Vauxhall's VXR performance sub-brand has been with us since 2004, earning respect for its no-compromise approach in turning the Astra, Corsa and even the Vectra into lairy front wheel-drive, turbo-charged beasts. They even produced Vauxhall's halo car, the now-dead VXR8.
Since 2017, VXR has been quietly put to bed by Vauxhall as the performance part of the brand in favour of refreshing GSi. But is this just a change in name-only or something more significant?
On the face of it, it looks like petrolheads might feel shortchanged by the GSi replacement. Take the new Corsa GSi for example. With 148bhp, it's down on power to the VXR by a whopping 57bhp. So if you're looking for an alternative to the similarly priced Fiesta ST, this isn't it. Instead, Vauxhall has targeted the 'warm' hatches like the Suzuki Swift Sport and Mini Cooper. The Corsa GSi does retain some VXR traits, an incredibly firm ride and sharp steering give you an involved (if a little frantic) handling experience.
The Corsa GSi gets some VXR exterior trim. Spoiler, skirts and wheels add a veneer of sportiness. Credit - Car Magazine
VXR was available across most of the Vauxhall range, with even the Meriva and Zafira getting VXR versions. There's already an Insignia GSi which according the Vauxhall, can lap the Nürburgring Nordschleife faster than the old Insignia VXR. An impressive feat considering it has 69bhp less than its VXR predecessor. There's an incoming Astra GSi too, with power and handling which will likely match the Ford Focus ST-Line and Seat Leon FR. With sporty SUV more popular than ever, don't be surprised to see a Grandland X sporting a GSi nameplate either.
So why is there such a lack of power from GSi in comparison to VXR? Naomi Gasson, Vauxhall's product manager, has explained: "With the strict rules on emissions now, we've gone with the middle ground for GSi." This might sound like the end for VXR, but it could return. Gasson explained in an interview last year that VXR could come back with electrification. "There’s a lot of talk with electrification and hybrid, (VXR) could still get the higher power but without the emissions and CO2 being affected."

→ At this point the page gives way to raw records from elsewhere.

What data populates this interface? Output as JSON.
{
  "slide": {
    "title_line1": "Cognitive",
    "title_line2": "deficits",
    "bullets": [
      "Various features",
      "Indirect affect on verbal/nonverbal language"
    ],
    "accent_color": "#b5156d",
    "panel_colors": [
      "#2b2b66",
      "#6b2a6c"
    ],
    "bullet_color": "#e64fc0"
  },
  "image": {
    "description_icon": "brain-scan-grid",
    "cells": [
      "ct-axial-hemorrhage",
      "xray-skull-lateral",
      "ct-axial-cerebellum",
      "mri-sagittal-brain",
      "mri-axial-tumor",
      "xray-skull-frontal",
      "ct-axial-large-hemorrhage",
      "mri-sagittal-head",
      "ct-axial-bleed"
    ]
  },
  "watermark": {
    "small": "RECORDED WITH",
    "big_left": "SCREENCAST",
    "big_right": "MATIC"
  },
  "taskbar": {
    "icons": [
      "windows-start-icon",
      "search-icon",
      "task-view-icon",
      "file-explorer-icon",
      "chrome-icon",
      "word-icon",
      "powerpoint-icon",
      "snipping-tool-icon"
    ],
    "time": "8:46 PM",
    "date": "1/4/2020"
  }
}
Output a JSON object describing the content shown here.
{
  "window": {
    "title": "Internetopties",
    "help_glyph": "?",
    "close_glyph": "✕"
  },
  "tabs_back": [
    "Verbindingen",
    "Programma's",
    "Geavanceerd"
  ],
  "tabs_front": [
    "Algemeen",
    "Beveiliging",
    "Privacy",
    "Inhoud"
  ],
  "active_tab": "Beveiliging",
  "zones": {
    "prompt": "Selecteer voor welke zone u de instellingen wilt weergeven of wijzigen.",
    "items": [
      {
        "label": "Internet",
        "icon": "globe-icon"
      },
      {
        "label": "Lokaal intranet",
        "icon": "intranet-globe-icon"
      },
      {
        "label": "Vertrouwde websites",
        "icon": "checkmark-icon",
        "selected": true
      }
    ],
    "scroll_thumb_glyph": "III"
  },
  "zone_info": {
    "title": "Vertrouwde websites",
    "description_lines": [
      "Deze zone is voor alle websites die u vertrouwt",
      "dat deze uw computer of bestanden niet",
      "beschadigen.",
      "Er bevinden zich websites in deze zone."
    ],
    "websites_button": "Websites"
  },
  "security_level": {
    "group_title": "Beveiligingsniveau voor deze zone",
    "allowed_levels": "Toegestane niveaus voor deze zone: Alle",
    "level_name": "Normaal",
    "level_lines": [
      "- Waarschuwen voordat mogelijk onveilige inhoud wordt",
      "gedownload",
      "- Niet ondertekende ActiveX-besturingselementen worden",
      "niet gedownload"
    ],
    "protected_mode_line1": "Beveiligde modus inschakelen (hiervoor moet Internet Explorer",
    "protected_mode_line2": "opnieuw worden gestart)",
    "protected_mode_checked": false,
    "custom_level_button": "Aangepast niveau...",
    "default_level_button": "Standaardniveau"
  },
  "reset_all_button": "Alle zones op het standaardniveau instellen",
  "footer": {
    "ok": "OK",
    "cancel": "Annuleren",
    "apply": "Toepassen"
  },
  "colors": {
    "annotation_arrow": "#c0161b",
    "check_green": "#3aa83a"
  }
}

In the meantime we'll have to make-do with GSi, and it certainly feels like a 'make-do' kind of brand. It's difficult to understand when Ford seem to get by with their 197bhp three-cylinder turbocharged Fiesta ST. GSi might not be the performance sub-brand we want from Vauxhall, but it's one they've decided we need.